As trivial as the new-age tidbit of if you can believe it can happen, it will happen sounds, there is research that shows if you can create a clear visualization of yourself achieving the outcome you want, you prime yourself to act in a way that is consistent with what you imagine.
Many years ago, when I was frustrated by all the things I struggled with and felt unequipped or scared to do in my job, I started a list of what I wished a future me would one day be able to waltz in and easily accomplish. This list is titled One Day, I will…
Now, maybe seven or eight years later, this list is still up-to-date. I’ve added additional items throughout the years, but the more incredible thing is how I’ve been able to check things off. The skills that once seemed a distant dream when I was 25 or 26 now feel like second nature. And these proof points give me confidence that all the new items I am still adding will also happen. In 5 or so years, I’ll look back feeling great about having mastered those skills as well.
Going back to this list a few times a year gives me a deep sense of motivation and comfort. These things I can clearly visualize are totally doable. So do them I will.
If you’re curious what my list looks like, here is a snippet of items checked off through the years, and items that I am still working on:
One Day, I will…
✓ Not feel intimidated when I interview someone because I’m worried about what they think of me as an interviewer.
✓ Not be nervous about a public speaking event in the days before it happens.
✓ Feel comfortable speaking up in a meeting of > 5.
✓ Publicly blog without stressing about what other people will think.
Succinctly and clearly be able to make the point I want to make in 3 bullets.
Regularly be able to weave compelling stories and analogies into verbal explanations.
Host large events where people have fun and I am not really stressed out.
4. You own your career, and you have more of an ability to shape it than anybody else.
This is the last takeaway because no matter how many people are on the sidelines helping you, ignoring you, or working against you, your career — like your life — is your responsibility. Don’t blame your manager, your significant other, your friends, or your company if you don’t have the career that you want. All of these things are in your power to affect or change.
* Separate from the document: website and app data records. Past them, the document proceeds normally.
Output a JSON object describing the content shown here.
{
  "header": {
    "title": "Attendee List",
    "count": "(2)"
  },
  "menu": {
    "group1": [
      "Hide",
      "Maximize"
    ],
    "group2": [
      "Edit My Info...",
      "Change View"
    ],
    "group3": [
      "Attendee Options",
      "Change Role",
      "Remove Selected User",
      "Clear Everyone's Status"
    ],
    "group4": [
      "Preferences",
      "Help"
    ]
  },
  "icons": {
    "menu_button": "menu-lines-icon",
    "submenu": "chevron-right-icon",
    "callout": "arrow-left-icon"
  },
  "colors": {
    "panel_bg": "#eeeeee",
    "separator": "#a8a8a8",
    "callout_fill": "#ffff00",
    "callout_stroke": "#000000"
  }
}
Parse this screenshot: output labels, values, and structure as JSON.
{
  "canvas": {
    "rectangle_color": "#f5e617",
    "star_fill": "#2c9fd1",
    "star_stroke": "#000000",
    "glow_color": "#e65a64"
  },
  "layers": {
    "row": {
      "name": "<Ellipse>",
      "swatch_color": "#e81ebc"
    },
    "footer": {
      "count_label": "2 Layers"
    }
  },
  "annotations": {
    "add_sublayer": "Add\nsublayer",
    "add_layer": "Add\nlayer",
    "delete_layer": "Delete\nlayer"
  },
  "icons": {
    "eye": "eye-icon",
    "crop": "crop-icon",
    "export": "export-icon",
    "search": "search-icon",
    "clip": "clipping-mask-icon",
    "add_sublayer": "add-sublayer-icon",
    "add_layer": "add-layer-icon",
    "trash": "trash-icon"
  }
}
If you find it hard to wake up excited about going to work in the mornings, ask yourself why.
If you look back on your last six months and you can’t point to anything that’s been hard for you, question whether you are challenging yourself enough.
If you find yourself constantly looking for other people to tell you how awesome you’re doing, consider if you’re shortchanging your own growth and development.
If your manager is not giving you the support or coaching you’d like, tell her how you’d like to be supported or coached.
If working at your current company is not aligned with your long-term goals or values, consider making a move.
If you’ve never thought about where you’d like to be in three years, sit down and think about it.
No matter which way the wind blows, I hope you make it to beautiful shores.